Christie gives in to Democrats after 6-year fight over Supreme Court
A nearly six-year battle over the state Supreme Court finally ended Monday as Gov. Chris Christie announced he will nominate a Democrat he has known more than 15 years, Walter Timpone, as an associate justice.
With Senate President Stephen Sweeney at his side at the Statehouse, Christie announced the agreement and said he expected relatively swift approval. He said the deal should show residents that “we’re getting our jobs done.”
“The Senate president and I have worked hard over the years to try to make sure that things are accomplished for the people of this state. A judicial nomination process which works appropriately is something that the state needs and something that I am relieved to make sure continues for the state from here,” Christie said.
Timpone, 65, a resident of Cranford, is a partner at the law firm of McElroy, Deutsch, Mulvaney & Carpenter. He was a federal prosecutor for 11 years, starting in 1984, where he was chief of the public corruption unit. He’s currently a member of the state Election Law Enforcement Commission.
“This is a magical day for me, one that I could have never imagined ever coming. It’s humbling. It’s exciting. And I hope to do a great job,” Timpone said.
In May 2010, Christie declined to renominate Associate Justice John Wallace Jr. to continue on the Supreme Court, angering Democrats who said he didn’t merit losing his position.
In the years that followed, Democrats repeatedly rejected Christie nominees, saying the choices would have titled the traditional partisan balance of the court. The primary issue has been how to view Justice Jaynee LaVecchia, a registered independent. Christie has said he should be able to appoint four Republicans to the court but finally relented.
“Because I wanted to get something done. People of this state give us these jobs expecting us to get something done,” Christie said.
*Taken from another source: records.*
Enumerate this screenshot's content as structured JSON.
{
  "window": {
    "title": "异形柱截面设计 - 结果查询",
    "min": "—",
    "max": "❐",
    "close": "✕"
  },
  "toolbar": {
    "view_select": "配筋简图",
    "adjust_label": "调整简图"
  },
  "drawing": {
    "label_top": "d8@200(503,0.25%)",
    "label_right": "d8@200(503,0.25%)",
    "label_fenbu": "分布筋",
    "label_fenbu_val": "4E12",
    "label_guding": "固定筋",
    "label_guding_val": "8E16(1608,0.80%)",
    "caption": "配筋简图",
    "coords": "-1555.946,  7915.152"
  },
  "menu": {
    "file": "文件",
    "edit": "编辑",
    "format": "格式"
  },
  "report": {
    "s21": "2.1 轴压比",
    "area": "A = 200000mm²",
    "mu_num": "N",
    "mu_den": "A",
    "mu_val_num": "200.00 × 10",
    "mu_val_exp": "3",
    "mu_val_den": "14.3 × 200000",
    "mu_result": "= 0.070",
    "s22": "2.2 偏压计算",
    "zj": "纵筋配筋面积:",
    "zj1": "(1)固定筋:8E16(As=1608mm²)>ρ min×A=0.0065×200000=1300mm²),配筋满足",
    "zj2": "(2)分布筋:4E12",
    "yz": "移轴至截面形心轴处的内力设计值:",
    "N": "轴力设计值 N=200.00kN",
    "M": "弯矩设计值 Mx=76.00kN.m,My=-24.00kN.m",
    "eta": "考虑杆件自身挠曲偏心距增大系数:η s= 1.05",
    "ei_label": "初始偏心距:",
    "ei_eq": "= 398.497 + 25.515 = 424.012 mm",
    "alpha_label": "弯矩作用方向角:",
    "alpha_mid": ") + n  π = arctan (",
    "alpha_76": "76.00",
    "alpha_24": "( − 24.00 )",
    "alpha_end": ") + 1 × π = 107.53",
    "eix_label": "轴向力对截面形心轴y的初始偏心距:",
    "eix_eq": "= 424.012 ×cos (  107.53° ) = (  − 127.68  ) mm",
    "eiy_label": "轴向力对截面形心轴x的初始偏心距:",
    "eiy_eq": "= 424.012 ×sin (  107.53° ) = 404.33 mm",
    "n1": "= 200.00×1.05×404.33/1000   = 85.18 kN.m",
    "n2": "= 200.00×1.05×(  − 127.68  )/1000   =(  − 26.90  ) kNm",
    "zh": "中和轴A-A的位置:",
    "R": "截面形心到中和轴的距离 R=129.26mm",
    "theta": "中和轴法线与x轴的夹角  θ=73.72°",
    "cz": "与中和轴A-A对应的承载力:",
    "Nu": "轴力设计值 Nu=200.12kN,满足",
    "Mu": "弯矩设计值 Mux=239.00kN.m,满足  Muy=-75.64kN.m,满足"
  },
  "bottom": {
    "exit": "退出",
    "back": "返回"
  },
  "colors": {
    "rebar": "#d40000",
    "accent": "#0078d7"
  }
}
If Timpone is confirmed, as expected, the court will have three Democrats, three Republicans and an independent. Sweeney said the nomination ensures a balanced court.
“Mr. Timpone is very well-respected, and we will be having a hearing in the very near future. I would expect that he will be confirmed, from the reaction I’m getting from members,” Sweeney said. “It’s great to be able to turn this chapter behind us and move forward.”
Since 2010, an appellate judge has been elevated to the Supreme Court to serve as an acting justice.
Timpone would serve a relatively short stint on the Supreme Court of around four and a half years. Justices are required to retire at age 70. Timpone turns 70 on Nov. 10, 2020, meaning his successor would be selected by the governor elected in 2017.
Timpone’s selection also means Superior Court Judge David Bauman, of Holmdel, has had his nomination scuttled twice without so much as a hearing. Christie called him “an extraordinary individual” who extended well-wishes to the governor and Timpone when he learned of the switch.
“He said, ‘What I care about most is that the judiciary works the way it’s supposed to, that the nomination process gets going the way it’s supposed to at all levels of the court, and that you get the kind of person you want,’” Christie said.
In 2002, when Christie became U.S. attorney for New Jersey, Timpone was nearly appointed Christie’s first assistant, the top staff position. The appointment was nixed because Timpone had angered federal investigators when he visited then-U.S. Sen. Robert Torricelli at his home while the senator was under FBI surveillance at a time one of Timpone’s legal clients, Bobby Janiszewski, was tapped to secretly tape conversations with the senator.
Christie said Monday that he fought for Timpone’s appointment and that the Justice Department was wrong to block it. Christie even went to Washington at the time to make his case to the attorney general and deputy attorney general, to no avail.
“I know all the facts and circumstances in that matter and none of it concerns me,” Christie said.
Christie said he trusts Timpone’s judgment and has no questions about his qualifications or integrity. The governor said he didn’t formally interview about Timpone about the opening, though his chief counsel’s office did last week.
“It doesn’t mean we agree on everything. I’m sure we don’t. I’m confident we don’t. We’ve had lots of discussions about politics over the years. The fact is that we know we don’t agree on everything, but that’s never been the way I’m going to make these judgments,” Christie said.
“If we thought he was going to be a yes-man, we wouldn’t put him up,” Sweeney said. “Mr. Timpone has a impeccable reputation that’s been established over a lot of years.
Christie said Timpone would be the first graduate of Seton Hall Law School to sit on the state Supreme Court.
Christie also has a law degree from Seton Hall.